Fantasy Meets Reality in Rio de Janeiro’s Red Light District
A hazy, spectral short depicts a stark reality in Rio de Janeiro’s oldest red-light district. “Vila Mimosa is an up-to-date urban version of what areas of prostitution might have looked like in the medieval ages,” says fledging Brazilian filmmaker Kayhan Ozmen, who shot on location and with local sex workers. In Portuguese, ‘Mimosa’ usually translates to take its name from the word ‘lovable’ or ‘tender,’ a fact that contrasts with the stark economics of a place that houses over 2,000 women and generates $430,000 USD by welcoming around 4,000 clients each day. “There's a very apocalyptic feeling that surrounds the area,” says the former professional tennis player turned director, who cast Alvinho Lancellotti, a fellow carioca and well-known figure in of MPB (Brazilian Popular Music) to play a curious man wandering the infamous area at night. “I wanted to highlight the repeated daily story of men who try to find ‘fun’ in a very unfriendly environment.”
The Story of the Playboy Producer Who Mentored Kate Moss
Kate Moss said he was the only one who could keep up with her. To Anna Wintour, he knew everybody on the planet. Billed as “the most famous person you’ve never heard of,” enigmatic British producer Michael ‘Chalky’ White steps into the limelight with Gracie Otto’s comprehensive feature documentary, The Last Impresario. Set against the heady cultural backdrop of the 1960s and 1970s, the London theater and film tycoon took a slingshot to the establishment with his trailblazing productions that included The Rocky Horror Picture Show, Pina Bausch and Yoko Ono,. “To be a successful theater producer you also have to be a gambler, and Michael was prepared to take incredible risks,” says Otto, who became engrossed with White following a chance encounter at Cannes. “He created an amazing network of friends: Facebook before Facebook was created.” White, who was awarded a Lifetime Achievement award at the prodigious Olivier Awards in London earlier this year, comes across on camera as a man of few words but his vast archive of off-duty snapshots of Jack Nicholson, Nicole Kidman and Christopher Reeve speaks volumes. “Kate Moss and Michael share a birthday, and people said he discovered her,” adds the director. “She hardly does any interviews so it was a real coup, and she was completely happy to share stories of Chalky.”
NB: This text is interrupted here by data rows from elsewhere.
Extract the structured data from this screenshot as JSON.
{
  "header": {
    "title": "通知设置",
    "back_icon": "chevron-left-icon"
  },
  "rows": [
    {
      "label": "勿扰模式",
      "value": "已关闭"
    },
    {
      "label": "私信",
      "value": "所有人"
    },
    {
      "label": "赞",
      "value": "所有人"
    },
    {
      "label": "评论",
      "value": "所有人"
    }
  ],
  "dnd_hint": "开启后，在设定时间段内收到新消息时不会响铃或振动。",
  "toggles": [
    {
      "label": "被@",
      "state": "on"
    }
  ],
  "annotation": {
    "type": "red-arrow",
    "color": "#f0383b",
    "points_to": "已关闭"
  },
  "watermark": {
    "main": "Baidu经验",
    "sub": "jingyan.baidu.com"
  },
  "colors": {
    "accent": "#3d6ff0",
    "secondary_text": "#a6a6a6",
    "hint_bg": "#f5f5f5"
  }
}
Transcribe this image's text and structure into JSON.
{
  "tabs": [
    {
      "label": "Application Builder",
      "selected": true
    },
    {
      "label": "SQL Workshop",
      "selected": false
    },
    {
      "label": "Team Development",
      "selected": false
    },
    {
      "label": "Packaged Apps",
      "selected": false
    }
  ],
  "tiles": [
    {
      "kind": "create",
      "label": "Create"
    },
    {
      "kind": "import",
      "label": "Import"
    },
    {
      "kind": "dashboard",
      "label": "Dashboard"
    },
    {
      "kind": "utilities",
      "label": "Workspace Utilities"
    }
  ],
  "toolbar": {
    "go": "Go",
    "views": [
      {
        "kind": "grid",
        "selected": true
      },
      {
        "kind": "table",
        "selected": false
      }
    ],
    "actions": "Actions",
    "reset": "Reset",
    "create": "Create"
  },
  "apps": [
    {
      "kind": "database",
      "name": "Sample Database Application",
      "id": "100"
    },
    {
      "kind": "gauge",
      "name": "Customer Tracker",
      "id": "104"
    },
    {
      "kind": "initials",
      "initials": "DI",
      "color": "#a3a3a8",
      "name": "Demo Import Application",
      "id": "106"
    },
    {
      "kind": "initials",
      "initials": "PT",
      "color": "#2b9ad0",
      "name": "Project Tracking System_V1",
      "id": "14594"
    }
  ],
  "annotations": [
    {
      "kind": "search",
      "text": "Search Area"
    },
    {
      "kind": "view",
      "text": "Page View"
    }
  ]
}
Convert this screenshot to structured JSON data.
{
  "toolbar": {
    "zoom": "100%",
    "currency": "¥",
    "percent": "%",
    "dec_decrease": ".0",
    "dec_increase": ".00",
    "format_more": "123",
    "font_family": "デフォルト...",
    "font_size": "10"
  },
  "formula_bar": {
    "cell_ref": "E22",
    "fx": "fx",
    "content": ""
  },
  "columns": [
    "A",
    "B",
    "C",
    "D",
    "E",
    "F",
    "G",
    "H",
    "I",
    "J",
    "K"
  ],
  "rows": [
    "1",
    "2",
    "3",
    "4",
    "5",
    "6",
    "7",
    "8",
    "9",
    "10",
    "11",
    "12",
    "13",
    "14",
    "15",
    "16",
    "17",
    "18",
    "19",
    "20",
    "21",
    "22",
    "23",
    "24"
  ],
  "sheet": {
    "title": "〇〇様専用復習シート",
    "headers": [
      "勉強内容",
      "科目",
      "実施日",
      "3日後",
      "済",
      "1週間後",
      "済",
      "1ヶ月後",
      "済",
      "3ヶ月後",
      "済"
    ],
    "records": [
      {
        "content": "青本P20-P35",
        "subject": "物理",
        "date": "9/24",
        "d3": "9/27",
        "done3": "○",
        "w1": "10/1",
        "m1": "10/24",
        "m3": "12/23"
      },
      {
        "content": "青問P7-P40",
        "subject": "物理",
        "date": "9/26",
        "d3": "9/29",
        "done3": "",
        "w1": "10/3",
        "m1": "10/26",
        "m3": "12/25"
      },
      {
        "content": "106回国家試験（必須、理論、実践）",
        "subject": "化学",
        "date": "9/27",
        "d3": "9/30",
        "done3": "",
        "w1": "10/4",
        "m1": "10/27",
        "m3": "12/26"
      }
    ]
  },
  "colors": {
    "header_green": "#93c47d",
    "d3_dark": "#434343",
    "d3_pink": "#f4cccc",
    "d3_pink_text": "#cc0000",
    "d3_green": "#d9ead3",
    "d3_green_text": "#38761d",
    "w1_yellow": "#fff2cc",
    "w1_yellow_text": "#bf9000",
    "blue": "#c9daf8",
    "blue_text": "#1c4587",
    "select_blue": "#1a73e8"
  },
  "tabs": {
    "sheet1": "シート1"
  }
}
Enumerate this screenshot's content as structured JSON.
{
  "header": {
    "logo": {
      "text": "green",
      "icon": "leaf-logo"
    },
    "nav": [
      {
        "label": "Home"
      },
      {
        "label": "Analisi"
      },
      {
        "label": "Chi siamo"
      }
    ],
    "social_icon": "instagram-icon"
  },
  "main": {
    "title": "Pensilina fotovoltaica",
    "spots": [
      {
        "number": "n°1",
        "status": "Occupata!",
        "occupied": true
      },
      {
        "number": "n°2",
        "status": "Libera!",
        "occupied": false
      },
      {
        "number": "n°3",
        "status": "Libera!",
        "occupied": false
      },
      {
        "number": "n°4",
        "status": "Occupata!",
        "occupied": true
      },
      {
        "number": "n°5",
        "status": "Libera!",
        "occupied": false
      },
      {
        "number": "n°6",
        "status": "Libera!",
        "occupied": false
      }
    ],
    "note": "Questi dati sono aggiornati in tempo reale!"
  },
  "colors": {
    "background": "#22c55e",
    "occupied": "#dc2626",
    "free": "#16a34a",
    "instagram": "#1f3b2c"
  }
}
The Last Impresario is released in UK cinemas and on demand from September 26.
Kahlil Joseph's Film Meditates on the Origins of an All-Black Rodeo in Oklahoma
A dreamlike narrative binds cowboy and an angelic specter clad in white in director Kahlil Joseph's exploration of a little-known African-American rodeo subculture. Joseph, who is part of the Los Angeles-based What Matters Most film collective, visited the annual August rodeo in the sparsely populated Oklahoma town of Grayson (previously Wildcat), an event that attracts African-American bull riders, barrel racers and cowgirls from all over the Midwest and southern USA. He set out to celebrate the origins of the rodeo by paying respect to the spirit of Aunt Janet, a member of the family who founded the event, passed away last year and is embodied as the young girl in the film. “Black people are light years more advanced than the ideas and images that circulate would have you believe. The spaces we control and exist are my ground zero for filming, at least so far, and there are opportunities for me to tap into the energy,” says Joseph who has also made films for musicians including Shabazz Palaces and Seu Jorge. “So an all-black town with an all-black rodeo in the American heartland was a kind of vortex or portal through which I could actually show this.” Wildcat is scored by experimental musician Flying Lotus, who has previously collaborated with Joseph on a short to accompany his 2012 album Until the Quiet Comes, which is showing during Sundance London this weekend.